WORK ORDER. The string "this" appears in some lines of the entries that follow; copy each such line.

------------

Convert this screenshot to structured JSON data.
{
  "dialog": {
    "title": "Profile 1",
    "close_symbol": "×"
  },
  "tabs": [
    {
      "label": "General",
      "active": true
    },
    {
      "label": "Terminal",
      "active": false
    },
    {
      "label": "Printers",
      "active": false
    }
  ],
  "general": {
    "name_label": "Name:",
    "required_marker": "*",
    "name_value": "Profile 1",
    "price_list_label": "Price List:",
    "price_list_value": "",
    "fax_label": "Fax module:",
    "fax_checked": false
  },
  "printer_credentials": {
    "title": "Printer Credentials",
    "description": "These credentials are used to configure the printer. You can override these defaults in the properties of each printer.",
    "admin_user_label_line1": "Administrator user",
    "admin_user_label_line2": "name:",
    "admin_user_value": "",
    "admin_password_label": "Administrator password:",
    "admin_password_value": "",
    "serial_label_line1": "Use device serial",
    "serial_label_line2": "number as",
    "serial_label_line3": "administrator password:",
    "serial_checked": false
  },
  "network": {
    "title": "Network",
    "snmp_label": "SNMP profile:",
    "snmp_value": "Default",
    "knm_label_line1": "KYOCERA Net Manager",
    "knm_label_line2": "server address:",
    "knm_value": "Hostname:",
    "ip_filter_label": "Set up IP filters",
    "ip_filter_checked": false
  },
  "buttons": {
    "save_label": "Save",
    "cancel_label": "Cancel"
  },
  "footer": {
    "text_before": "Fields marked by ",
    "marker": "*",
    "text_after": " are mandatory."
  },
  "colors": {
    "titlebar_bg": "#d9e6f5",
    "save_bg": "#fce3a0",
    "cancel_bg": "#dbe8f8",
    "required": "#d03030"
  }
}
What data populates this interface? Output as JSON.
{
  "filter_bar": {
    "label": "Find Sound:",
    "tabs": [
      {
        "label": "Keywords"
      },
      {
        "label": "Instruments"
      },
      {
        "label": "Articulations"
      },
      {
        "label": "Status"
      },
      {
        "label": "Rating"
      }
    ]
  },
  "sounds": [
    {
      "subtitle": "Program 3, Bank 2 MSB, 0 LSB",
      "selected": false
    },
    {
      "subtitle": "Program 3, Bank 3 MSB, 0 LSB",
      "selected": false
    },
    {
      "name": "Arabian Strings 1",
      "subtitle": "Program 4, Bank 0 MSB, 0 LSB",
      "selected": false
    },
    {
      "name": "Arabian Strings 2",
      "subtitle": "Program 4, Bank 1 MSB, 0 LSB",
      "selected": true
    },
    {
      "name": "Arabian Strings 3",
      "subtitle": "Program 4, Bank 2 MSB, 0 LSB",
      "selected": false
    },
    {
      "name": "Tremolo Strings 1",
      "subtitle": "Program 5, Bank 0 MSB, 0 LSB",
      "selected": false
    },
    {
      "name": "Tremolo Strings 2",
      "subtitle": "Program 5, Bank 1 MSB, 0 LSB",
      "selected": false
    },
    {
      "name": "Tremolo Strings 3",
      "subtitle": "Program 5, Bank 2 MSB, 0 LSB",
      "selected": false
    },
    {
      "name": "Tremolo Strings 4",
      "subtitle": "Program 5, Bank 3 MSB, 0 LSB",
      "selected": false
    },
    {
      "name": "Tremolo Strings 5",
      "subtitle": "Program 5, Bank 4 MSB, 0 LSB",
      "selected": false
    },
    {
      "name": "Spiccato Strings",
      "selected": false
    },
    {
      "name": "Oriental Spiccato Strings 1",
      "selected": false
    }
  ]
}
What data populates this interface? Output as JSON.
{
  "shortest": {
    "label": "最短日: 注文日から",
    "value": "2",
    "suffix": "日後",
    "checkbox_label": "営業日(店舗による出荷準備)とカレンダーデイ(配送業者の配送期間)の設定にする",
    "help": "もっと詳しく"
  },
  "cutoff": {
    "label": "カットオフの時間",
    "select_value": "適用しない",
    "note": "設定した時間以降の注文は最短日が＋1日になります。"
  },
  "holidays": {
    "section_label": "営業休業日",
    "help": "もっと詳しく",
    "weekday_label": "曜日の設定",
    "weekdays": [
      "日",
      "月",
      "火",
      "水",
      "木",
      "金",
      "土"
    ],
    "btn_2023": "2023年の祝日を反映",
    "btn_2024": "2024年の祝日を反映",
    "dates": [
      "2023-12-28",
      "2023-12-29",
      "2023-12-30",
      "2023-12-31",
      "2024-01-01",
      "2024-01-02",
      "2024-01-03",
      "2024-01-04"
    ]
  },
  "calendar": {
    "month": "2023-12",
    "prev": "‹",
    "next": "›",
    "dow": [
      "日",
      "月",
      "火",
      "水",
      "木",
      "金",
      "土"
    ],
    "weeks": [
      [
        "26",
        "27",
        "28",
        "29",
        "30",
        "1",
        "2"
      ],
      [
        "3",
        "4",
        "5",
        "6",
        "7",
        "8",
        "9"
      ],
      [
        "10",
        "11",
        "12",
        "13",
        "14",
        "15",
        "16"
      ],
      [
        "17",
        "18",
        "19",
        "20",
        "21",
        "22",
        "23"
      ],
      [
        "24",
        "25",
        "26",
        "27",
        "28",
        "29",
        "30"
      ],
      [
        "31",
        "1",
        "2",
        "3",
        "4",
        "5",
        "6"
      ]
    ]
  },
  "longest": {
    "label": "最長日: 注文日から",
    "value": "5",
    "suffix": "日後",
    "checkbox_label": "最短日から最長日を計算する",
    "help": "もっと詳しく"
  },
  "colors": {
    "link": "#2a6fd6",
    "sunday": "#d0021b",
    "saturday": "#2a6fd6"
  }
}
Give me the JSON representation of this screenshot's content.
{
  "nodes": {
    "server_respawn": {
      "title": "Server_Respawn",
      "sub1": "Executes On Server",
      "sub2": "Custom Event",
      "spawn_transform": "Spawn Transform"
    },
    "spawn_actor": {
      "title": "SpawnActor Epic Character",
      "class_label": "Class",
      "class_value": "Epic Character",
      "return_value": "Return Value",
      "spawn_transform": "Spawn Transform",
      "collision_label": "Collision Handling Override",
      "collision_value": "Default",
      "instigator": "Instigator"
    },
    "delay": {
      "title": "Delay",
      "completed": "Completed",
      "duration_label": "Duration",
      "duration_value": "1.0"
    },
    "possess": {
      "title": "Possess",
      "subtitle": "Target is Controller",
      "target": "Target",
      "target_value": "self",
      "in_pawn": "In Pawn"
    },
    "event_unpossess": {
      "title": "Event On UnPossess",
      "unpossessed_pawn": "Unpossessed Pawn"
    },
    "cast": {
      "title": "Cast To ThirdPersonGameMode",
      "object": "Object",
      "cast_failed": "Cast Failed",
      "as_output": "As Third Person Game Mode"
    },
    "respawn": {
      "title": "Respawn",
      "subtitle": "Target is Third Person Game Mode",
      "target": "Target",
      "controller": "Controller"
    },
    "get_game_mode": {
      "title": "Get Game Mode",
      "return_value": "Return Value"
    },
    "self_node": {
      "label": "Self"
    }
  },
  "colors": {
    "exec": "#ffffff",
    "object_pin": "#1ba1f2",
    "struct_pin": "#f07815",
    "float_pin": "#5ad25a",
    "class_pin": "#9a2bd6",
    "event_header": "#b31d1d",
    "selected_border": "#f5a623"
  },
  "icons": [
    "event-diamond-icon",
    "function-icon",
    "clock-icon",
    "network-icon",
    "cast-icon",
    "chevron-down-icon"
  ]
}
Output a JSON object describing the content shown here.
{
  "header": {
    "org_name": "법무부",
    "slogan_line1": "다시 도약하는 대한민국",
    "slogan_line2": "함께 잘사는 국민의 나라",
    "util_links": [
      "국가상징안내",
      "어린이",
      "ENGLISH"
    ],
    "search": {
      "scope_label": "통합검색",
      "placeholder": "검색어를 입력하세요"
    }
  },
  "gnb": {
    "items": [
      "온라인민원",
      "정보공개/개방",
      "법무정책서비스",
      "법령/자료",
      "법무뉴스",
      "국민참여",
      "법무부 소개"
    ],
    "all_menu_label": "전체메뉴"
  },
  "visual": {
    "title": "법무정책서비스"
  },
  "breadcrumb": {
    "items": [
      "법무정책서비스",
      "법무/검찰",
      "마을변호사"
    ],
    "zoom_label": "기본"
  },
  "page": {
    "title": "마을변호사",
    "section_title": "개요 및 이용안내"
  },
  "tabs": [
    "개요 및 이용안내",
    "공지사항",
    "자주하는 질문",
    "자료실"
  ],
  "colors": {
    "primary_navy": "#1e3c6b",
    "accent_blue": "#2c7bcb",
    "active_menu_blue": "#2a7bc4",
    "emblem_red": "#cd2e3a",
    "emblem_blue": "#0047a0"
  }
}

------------

EXERCISE RESPONSE.
Convert this screenshot to structured JSON data.
What data populates this interface? Output as JSON.
What data populates this interface? Output as JSON.
Give me the JSON representation of this screenshot's content.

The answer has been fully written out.